● **TASK BRIEF**
Print each of the records below, leaving every word as it is.
##### DATASET EXCERPTS
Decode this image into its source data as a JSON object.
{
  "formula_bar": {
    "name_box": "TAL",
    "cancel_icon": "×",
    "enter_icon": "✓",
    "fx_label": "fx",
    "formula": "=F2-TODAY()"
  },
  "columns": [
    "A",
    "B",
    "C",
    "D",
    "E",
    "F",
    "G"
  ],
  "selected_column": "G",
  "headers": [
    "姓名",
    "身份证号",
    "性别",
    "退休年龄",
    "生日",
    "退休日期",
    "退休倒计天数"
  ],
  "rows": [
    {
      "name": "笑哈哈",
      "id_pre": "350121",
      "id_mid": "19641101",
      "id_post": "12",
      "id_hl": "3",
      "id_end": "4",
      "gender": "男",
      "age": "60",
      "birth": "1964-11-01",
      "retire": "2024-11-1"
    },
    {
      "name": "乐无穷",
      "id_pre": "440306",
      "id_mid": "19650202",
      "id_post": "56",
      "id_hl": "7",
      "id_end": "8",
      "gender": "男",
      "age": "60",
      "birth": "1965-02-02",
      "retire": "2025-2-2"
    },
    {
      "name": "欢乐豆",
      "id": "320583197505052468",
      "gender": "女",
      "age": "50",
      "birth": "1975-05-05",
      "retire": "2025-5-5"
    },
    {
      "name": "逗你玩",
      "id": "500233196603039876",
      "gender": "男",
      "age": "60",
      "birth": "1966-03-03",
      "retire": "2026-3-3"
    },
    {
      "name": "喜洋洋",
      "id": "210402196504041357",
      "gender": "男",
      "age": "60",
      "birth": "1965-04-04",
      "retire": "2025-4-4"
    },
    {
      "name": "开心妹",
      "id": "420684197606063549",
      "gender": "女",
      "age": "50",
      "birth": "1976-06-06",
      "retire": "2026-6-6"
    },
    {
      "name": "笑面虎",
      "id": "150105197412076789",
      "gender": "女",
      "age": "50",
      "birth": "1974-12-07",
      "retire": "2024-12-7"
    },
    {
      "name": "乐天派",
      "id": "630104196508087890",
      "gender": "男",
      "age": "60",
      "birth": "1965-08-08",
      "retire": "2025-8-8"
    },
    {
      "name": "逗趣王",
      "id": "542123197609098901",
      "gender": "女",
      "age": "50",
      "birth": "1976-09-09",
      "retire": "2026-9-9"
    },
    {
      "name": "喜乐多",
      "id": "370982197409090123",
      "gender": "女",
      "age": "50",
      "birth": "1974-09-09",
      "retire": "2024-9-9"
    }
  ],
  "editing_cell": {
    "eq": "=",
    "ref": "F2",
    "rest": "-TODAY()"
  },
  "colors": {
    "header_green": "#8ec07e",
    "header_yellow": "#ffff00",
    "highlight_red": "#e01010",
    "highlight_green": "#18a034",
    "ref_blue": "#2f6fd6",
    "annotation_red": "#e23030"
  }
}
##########
● **ANSWER TO THIS EXERCISE**
Decode this image into its source data as a JSON object.
{
  "formula_bar": {
    "name_box": "TAL",
    "cancel_icon": "×",
    "enter_icon": "✓",
    "fx_label": "fx",
    "formula": "=F2-TODAY()"
  },
  "columns": [
    "A",
    "B",
    "C",
    "D",
    "E",
    "F",
    "G"
  ],
  "selected_column": "G",
  "headers": [
    "姓名",
    "身份证号",
    "性别",
    "退休年龄",
    "生日",
    "退休日期",
    "退休倒计天数"
  ],
  "rows": [
    {
      "name": "笑哈哈",
      "id_pre": "350121",
      "id_mid": "19641101",
      "id_post": "12",
      "id_hl": "3",
      "id_end": "4",
      "gender": "男",
      "age": "60",
      "birth": "1964-11-01",
      "retire": "2024-11-1"
    },
    {
      "name": "乐无穷",
      "id_pre": "440306",
      "id_mid": "19650202",
      "id_post": "56",
      "id_hl": "7",
      "id_end": "8",
      "gender": "男",
      "age": "60",
      "birth": "1965-02-02",
      "retire": "2025-2-2"
    },
    {
      "name": "欢乐豆",
      "id": "320583197505052468",
      "gender": "女",
      "age": "50",
      "birth": "1975-05-05",
      "retire": "2025-5-5"
    },
    {
      "name": "逗你玩",
      "id": "500233196603039876",
      "gender": "男",
      "age": "60",
      "birth": "1966-03-03",
      "retire": "2026-3-3"
    },
    {
      "name": "喜洋洋",
      "id": "210402196504041357",
      "gender": "男",
      "age": "60",
      "birth": "1965-04-04",
      "retire": "2025-4-4"
    },
    {
      "name": "开心妹",
      "id": "420684197606063549",
      "gender": "女",
      "age": "50",
      "birth": "1976-06-06",
      "retire": "2026-6-6"
    },
    {
      "name": "笑面虎",
      "id": "150105197412076789",
      "gender": "女",
      "age": "50",
      "birth": "1974-12-07",
      "retire": "2024-12-7"
    },
    {
      "name": "乐天派",
      "id": "630104196508087890",
      "gender": "男",
      "age": "60",
      "birth": "1965-08-08",
      "retire": "2025-8-8"
    },
    {
      "name": "逗趣王",
      "id": "542123197609098901",
      "gender": "女",
      "age": "50",
      "birth": "1976-09-09",
      "retire": "2026-9-9"
    },
    {
      "name": "喜乐多",
      "id": "370982197409090123",
      "gender": "女",
      "age": "50",
      "birth": "1974-09-09",
      "retire": "2024-9-9"
    }
  ],
  "editing_cell": {
    "eq": "=",
    "ref": "F2",
    "rest": "-TODAY()"
  },
  "colors": {
    "header_green": "#8ec07e",
    "header_yellow": "#ffff00",
    "highlight_red": "#e01010",
    "highlight_green": "#18a034",
    "ref_blue": "#2f6fd6",
    "annotation_red": "#e23030"
  }
}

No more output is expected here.